TASK DIRECTIONS: Every line of the listing must be repeated exactly.

TASK MATERIAL:
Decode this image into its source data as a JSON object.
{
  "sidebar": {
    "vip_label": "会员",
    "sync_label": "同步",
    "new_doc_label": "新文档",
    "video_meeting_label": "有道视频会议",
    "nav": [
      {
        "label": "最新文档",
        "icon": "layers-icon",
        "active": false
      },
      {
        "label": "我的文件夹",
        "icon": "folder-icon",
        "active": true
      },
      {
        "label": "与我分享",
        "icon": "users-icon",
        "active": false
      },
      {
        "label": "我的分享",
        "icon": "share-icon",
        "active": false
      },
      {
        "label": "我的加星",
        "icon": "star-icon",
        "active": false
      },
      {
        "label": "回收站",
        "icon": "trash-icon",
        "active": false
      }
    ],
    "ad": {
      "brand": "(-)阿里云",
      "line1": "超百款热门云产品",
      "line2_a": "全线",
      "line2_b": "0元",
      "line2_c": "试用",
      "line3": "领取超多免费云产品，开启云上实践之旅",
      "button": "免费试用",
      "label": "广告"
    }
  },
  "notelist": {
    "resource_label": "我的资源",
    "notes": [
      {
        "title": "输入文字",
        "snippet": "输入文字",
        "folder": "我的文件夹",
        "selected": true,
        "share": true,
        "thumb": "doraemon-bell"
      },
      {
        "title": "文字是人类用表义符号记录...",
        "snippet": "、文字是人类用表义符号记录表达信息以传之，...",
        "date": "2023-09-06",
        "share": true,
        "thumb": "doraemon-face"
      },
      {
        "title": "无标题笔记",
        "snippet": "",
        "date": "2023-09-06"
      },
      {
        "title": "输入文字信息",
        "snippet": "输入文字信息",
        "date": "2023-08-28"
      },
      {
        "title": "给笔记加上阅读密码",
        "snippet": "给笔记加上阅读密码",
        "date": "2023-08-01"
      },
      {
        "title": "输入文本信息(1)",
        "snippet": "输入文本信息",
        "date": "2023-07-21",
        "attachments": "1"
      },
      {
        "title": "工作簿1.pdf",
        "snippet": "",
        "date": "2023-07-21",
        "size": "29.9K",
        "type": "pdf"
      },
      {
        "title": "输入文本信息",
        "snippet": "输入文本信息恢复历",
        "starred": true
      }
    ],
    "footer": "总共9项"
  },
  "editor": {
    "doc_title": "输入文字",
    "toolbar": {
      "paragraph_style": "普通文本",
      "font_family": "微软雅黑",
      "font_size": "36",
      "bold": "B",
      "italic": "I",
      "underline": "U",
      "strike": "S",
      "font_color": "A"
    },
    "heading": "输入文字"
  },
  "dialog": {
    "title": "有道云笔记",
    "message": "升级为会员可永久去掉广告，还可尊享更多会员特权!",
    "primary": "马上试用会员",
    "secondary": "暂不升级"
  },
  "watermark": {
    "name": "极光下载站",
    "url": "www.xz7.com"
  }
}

SOLVED EXERCISE:
Decode this image into its source data as a JSON object.
{
  "sidebar": {
    "vip_label": "会员",
    "sync_label": "同步",
    "new_doc_label": "新文档",
    "video_meeting_label": "有道视频会议",
    "nav": [
      {
        "label": "最新文档",
        "icon": "layers-icon",
        "active": false
      },
      {
        "label": "我的文件夹",
        "icon": "folder-icon",
        "active": true
      },
      {
        "label": "与我分享",
        "icon": "users-icon",
        "active": false
      },
      {
        "label": "我的分享",
        "icon": "share-icon",
        "active": false
      },
      {
        "label": "我的加星",
        "icon": "star-icon",
        "active": false
      },
      {
        "label": "回收站",
        "icon": "trash-icon",
        "active": false
      }
    ],
    "ad": {
      "brand": "(-)阿里云",
      "line1": "超百款热门云产品",
      "line2_a": "全线",
      "line2_b": "0元",
      "line2_c": "试用",
      "line3": "领取超多免费云产品，开启云上实践之旅",
      "button": "免费试用",
      "label": "广告"
    }
  },
  "notelist": {
    "resource_label": "我的资源",
    "notes": [
      {
        "title": "输入文字",
        "snippet": "输入文字",
        "folder": "我的文件夹",
        "selected": true,
        "share": true,
        "thumb": "doraemon-bell"
      },
      {
        "title": "文字是人类用表义符号记录...",
        "snippet": "、文字是人类用表义符号记录表达信息以传之，...",
        "date": "2023-09-06",
        "share": true,
        "thumb": "doraemon-face"
      },
      {
        "title": "无标题笔记",
        "snippet": "",
        "date": "2023-09-06"
      },
      {
        "title": "输入文字信息",
        "snippet": "输入文字信息",
        "date": "2023-08-28"
      },
      {
        "title": "给笔记加上阅读密码",
        "snippet": "给笔记加上阅读密码",
        "date": "2023-08-01"
      },
      {
        "title": "输入文本信息(1)",
        "snippet": "输入文本信息",
        "date": "2023-07-21",
        "attachments": "1"
      },
      {
        "title": "工作簿1.pdf",
        "snippet": "",
        "date": "2023-07-21",
        "size": "29.9K",
        "type": "pdf"
      },
      {
        "title": "输入文本信息",
        "snippet": "输入文本信息恢复历",
        "starred": true
      }
    ],
    "footer": "总共9项"
  },
  "editor": {
    "doc_title": "输入文字",
    "toolbar": {
      "paragraph_style": "普通文本",
      "font_family": "微软雅黑",
      "font_size": "36",
      "bold": "B",
      "italic": "I",
      "underline": "U",
      "strike": "S",
      "font_color": "A"
    },
    "heading": "输入文字"
  },
  "dialog": {
    "title": "有道云笔记",
    "message": "升级为会员可永久去掉广告，还可尊享更多会员特权!",
    "primary": "马上试用会员",
    "secondary": "暂不升级"
  },
  "watermark": {
    "name": "极光下载站",
    "url": "www.xz7.com"
  }
}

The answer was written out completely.